The church of St Mary and All Saints is a beautiful building. It was originally built in the 12th century and although it has been extensively re-built since then, it retains many interesting historic architectural features. Several of these are visible from the outside, including the north doorway with a classic early Norman semi-circular arch and geometric carvings (believed to date from 1120) and the (blocked) lancet window on the south side, which is 13th century. Despite the ancient exterior, the interior of the church was extensively re-modelled in the eighteenth century. The renovations were so thorough that from within, the church appears to actually be Georgian. You would never be allowed to treat an historic building in that way today! If the church is open when you visit it is well worth a look around.
It's not often that a footpath can be dated precisely, but this one can: it was created in 1624 by Edward Palmer of Dews Hall, who used to own land near St Mary's Church in Lambourne.

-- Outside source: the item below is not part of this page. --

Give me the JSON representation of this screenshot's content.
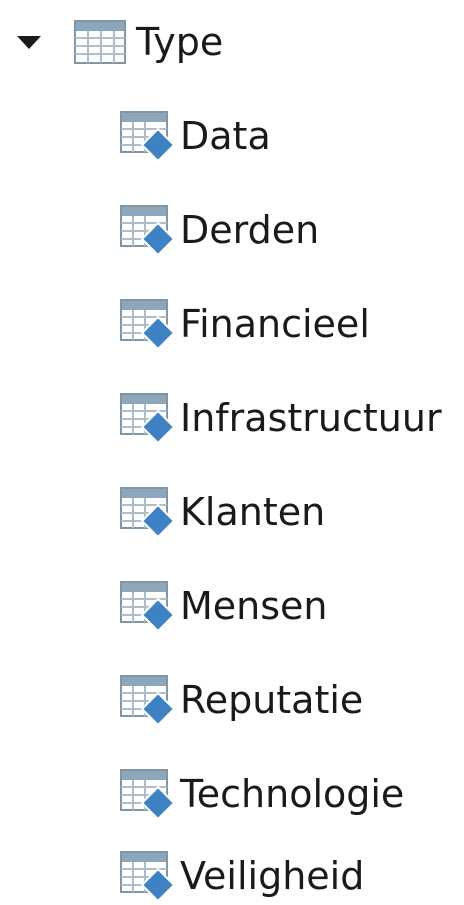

The background to the story is that the village of Abridge formed part of the parish of Lambourne, with St Mary's as its parish church. Unusually, there was no direct road linking Lambourne and Abridge, which meant that for hundreds of years Abridge residents had walk across the fields to get to and from church. At some point, a right of way was granted through lands owned by Dews Hall, for this specific purpose. But in 1589 Henry Palmer of Dews Hall was summoned before the local courts because he had built a fence blocking off this ancient right of way (he had 'enclosed abowte with a great pale a chace waye which is our church waye and hath been time out of mind,'). We do not know whether the original footpath was restored, but in any case there were further problems and by 1624 the church path was 'by discontinuance overgrown, and overworn by the current of the brook which ran by it'. To resolve the matter Edward Palmer granted a new right of way for the villagers, and the revised route was written into the parish records. The current footpath follows this new right of way, meaning that this same path has been walked for very nearly 500 years.